_Work request_: Write out each entry again. Keep every word exactly as it is.

Element data from apps and pages

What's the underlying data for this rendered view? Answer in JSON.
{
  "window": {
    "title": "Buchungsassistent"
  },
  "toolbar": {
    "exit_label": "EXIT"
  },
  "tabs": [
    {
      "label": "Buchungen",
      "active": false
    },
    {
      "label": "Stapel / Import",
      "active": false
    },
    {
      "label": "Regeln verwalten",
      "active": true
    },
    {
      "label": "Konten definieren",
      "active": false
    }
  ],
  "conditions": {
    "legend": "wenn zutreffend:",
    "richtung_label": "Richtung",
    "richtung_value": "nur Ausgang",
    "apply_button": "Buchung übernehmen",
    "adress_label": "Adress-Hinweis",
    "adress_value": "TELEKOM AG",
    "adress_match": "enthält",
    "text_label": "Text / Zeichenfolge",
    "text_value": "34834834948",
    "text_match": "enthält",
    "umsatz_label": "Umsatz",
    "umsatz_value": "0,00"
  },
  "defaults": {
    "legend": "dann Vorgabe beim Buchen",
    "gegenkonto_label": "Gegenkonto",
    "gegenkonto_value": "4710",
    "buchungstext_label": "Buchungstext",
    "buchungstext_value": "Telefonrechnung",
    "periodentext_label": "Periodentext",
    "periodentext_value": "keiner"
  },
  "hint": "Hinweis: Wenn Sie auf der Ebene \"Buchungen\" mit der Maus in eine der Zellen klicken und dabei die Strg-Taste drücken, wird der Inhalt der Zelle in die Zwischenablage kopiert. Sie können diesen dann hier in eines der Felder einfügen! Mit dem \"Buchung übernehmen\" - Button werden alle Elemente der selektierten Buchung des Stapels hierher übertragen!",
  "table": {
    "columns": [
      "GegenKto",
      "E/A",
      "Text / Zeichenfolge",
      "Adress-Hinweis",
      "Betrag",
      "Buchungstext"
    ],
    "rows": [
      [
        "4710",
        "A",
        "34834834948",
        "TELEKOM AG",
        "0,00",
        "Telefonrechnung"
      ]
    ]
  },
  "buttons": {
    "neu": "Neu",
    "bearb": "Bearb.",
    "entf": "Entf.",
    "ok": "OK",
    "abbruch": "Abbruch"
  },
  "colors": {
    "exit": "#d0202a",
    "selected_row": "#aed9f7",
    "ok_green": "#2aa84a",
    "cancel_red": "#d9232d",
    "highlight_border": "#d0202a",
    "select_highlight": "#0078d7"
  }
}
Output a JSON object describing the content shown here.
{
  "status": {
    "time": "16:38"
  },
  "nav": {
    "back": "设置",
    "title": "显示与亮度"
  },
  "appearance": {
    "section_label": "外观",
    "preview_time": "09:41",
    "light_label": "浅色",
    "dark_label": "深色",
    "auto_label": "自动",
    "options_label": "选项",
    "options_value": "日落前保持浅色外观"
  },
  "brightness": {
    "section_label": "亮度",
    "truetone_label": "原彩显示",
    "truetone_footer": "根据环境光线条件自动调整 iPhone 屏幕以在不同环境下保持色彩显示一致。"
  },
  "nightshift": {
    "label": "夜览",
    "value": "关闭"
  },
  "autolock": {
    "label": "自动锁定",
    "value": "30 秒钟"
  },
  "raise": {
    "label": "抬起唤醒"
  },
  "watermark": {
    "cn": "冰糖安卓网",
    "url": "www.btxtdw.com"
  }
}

_Output below_:
What's the underlying data for this rendered view? Answer in JSON.
{
  "window": {
    "title": "Buchungsassistent"
  },
  "toolbar": {
    "exit_label": "EXIT"
  },
  "tabs": [
    {
      "label": "Buchungen",
      "active": false
    },
    {
      "label": "Stapel / Import",
      "active": false
    },
    {
      "label": "Regeln verwalten",
      "active": true
    },
    {
      "label": "Konten definieren",
      "active": false
    }
  ],
  "conditions": {
    "legend": "wenn zutreffend:",
    "richtung_label": "Richtung",
    "richtung_value": "nur Ausgang",
    "apply_button": "Buchung übernehmen",
    "adress_label": "Adress-Hinweis",
    "adress_value": "TELEKOM AG",
    "adress_match": "enthält",
    "text_label": "Text / Zeichenfolge",
    "text_value": "34834834948",
    "text_match": "enthält",
    "umsatz_label": "Umsatz",
    "umsatz_value": "0,00"
  },
  "defaults": {
    "legend": "dann Vorgabe beim Buchen",
    "gegenkonto_label": "Gegenkonto",
    "gegenkonto_value": "4710",
    "buchungstext_label": "Buchungstext",
    "buchungstext_value": "Telefonrechnung",
    "periodentext_label": "Periodentext",
    "periodentext_value": "keiner"
  },
  "hint": "Hinweis: Wenn Sie auf der Ebene \"Buchungen\" mit der Maus in eine der Zellen klicken und dabei die Strg-Taste drücken, wird der Inhalt der Zelle in die Zwischenablage kopiert. Sie können diesen dann hier in eines der Felder einfügen! Mit dem \"Buchung übernehmen\" - Button werden alle Elemente der selektierten Buchung des Stapels hierher übertragen!",
  "table": {
    "columns": [
      "GegenKto",
      "E/A",
      "Text / Zeichenfolge",
      "Adress-Hinweis",
      "Betrag",
      "Buchungstext"
    ],
    "rows": [
      [
        "4710",
        "A",
        "34834834948",
        "TELEKOM AG",
        "0,00",
        "Telefonrechnung"
      ]
    ]
  },
  "buttons": {
    "neu": "Neu",
    "bearb": "Bearb.",
    "entf": "Entf.",
    "ok": "OK",
    "abbruch": "Abbruch"
  },
  "colors": {
    "exit": "#d0202a",
    "selected_row": "#aed9f7",
    "ok_green": "#2aa84a",
    "cancel_red": "#d9232d",
    "highlight_border": "#d0202a",
    "select_highlight": "#0078d7"
  }
}
Output a JSON object describing the content shown here.
{
  "status": {
    "time": "16:38"
  },
  "nav": {
    "back": "设置",
    "title": "显示与亮度"
  },
  "appearance": {
    "section_label": "外观",
    "preview_time": "09:41",
    "light_label": "浅色",
    "dark_label": "深色",
    "auto_label": "自动",
    "options_label": "选项",
    "options_value": "日落前保持浅色外观"
  },
  "brightness": {
    "section_label": "亮度",
    "truetone_label": "原彩显示",
    "truetone_footer": "根据环境光线条件自动调整 iPhone 屏幕以在不同环境下保持色彩显示一致。"
  },
  "nightshift": {
    "label": "夜览",
    "value": "关闭"
  },
  "autolock": {
    "label": "自动锁定",
    "value": "30 秒钟"
  },
  "raise": {
    "label": "抬起唤醒"
  },
  "watermark": {
    "cn": "冰糖安卓网",
    "url": "www.btxtdw.com"
  }
}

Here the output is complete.